  • The report is entitled “Armed Drones in the Middle East: Proliferation and Norms in the Region”

BEIRUT: The use of armed drones in the Middle East, driven largely by sales from China, has grown significantly in the past few years with an increasing number of countries and other parties using them in regional conflicts to lethal effects, a new report said Monday.
The report by the Royal United Services Institute, or RUSI, found that more and more Mideast countries have acquired armed drones, either by importing them, such as Jordan, Iraq, Saudi Arabia and the United Arab Emirates, or by building them domestically like Israel, Iran and Turkey.
China has won sales in the Middle East and elsewhere by offering drones — otherwise known as UAVs or unmanned aerial vehicles — at lower prices and without the political conditions attached by the United States.
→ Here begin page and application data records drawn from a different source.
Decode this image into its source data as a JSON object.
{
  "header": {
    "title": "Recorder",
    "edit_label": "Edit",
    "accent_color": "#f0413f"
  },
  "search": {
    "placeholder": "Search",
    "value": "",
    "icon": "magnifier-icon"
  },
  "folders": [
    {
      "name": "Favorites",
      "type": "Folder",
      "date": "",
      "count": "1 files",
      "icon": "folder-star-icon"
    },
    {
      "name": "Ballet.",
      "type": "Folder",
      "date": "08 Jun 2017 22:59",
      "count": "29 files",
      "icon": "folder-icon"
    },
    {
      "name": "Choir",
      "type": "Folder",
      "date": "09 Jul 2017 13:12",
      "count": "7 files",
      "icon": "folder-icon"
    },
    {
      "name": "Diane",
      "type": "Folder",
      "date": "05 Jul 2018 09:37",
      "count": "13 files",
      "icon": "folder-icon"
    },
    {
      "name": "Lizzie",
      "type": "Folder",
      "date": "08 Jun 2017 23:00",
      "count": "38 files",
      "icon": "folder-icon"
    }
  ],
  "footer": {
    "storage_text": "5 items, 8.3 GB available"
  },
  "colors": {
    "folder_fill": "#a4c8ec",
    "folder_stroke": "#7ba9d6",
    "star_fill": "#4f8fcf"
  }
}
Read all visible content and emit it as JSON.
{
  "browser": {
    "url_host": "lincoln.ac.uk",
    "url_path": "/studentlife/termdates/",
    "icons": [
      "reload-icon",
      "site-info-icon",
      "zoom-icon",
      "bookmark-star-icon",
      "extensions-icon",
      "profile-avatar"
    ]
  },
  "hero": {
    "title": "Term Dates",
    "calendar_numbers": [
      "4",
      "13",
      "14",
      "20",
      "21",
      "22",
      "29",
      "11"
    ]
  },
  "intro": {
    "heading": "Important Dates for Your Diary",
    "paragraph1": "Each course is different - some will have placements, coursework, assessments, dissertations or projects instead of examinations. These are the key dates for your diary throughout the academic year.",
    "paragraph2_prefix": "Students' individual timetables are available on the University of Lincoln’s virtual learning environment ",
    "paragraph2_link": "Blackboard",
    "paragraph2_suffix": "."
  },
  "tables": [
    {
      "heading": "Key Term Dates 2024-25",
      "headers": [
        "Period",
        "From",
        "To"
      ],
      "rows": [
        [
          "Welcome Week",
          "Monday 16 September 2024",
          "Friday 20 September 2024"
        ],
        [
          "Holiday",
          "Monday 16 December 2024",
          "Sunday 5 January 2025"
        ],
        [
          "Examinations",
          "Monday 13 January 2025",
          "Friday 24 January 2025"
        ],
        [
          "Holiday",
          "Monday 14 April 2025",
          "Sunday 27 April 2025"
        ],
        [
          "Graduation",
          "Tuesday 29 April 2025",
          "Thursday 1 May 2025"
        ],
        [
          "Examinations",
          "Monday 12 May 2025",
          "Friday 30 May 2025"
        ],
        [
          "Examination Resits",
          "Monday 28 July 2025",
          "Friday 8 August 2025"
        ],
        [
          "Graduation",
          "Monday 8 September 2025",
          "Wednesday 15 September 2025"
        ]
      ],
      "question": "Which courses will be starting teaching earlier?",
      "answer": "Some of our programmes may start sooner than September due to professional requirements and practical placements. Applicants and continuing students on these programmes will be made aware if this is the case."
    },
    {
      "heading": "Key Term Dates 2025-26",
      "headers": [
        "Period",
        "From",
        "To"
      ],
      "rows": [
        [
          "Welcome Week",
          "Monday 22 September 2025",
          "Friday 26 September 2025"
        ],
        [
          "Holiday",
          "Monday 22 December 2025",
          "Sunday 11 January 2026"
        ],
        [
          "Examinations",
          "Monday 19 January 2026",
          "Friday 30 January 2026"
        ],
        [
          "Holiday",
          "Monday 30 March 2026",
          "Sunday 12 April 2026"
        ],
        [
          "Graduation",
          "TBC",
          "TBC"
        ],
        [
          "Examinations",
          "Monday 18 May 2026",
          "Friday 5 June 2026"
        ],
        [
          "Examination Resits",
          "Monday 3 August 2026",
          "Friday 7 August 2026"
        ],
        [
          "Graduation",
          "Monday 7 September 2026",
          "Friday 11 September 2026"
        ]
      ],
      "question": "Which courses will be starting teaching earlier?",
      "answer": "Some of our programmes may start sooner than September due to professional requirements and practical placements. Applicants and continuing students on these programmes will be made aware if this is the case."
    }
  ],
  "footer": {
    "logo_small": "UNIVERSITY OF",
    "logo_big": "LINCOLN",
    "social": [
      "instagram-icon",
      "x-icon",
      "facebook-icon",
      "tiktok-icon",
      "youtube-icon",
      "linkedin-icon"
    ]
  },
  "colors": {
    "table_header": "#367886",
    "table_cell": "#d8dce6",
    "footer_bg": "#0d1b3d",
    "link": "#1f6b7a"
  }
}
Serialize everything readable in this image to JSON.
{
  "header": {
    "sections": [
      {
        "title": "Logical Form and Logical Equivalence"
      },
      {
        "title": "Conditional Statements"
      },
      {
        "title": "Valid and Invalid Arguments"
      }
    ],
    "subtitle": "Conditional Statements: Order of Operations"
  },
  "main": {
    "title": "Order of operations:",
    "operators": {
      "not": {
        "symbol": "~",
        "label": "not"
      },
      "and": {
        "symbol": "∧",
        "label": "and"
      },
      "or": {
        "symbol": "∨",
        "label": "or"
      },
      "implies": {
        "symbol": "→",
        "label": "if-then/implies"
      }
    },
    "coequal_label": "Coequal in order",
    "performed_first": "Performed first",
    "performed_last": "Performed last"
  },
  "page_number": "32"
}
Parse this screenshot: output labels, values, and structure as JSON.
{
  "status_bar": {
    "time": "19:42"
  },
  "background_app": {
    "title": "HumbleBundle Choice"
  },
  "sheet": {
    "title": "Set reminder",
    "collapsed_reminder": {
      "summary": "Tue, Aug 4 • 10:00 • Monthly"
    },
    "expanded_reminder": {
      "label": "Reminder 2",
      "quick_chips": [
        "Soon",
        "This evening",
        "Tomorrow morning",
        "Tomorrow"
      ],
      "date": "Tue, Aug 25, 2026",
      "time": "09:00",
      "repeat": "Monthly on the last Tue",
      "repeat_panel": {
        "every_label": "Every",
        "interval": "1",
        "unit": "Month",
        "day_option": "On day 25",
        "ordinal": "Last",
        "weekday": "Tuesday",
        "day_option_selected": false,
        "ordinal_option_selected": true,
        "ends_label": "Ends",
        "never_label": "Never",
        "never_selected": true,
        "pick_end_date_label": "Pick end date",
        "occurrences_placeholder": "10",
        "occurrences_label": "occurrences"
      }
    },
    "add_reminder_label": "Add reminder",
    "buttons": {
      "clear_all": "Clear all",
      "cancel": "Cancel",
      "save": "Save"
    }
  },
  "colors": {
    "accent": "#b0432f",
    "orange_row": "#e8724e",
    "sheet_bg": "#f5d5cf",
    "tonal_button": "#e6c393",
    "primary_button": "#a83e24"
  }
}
The report , entitled “Armed Drones in the Middle East: Proliferation and Norms in the Region,” said that by capitalizing on the gap in the market over the past few years, Beijing has supplied armed drones to several countries that are not authorized to purchase them from the US, and at a dramatically cheaper price.
“China, a no-questions-asked exporter of drones, has played and is likely to continue playing a key role as a supplier of armed UAVs to the Middle East,” it said.
The report explored where and how each of the states have used their armed drones and whether they have changed the way these countries approach air power. It found that Iran, the UAE and Turkey all changed the way they employ airpower after they acquired armed drones.
For Turkey and the UAE, armed drones enabled them to conduct strikes in situations where they would not have risked using conventional aircraft, it said. Iran developed armed drones from the outset specifically to enable to project power beyond the reach of its air force, which is hamstrung by obsolete aircraft and sanctions, the report added.
The report said it remains to be seen whether and how the loosening of restrictions on the exportation of armed drones by the Trump administration will alter dynamics in the region.
“Nonetheless, proliferation in armed UAVs in the Middle East is unlikely to stop and could, in fact, even accelerate,” the report said.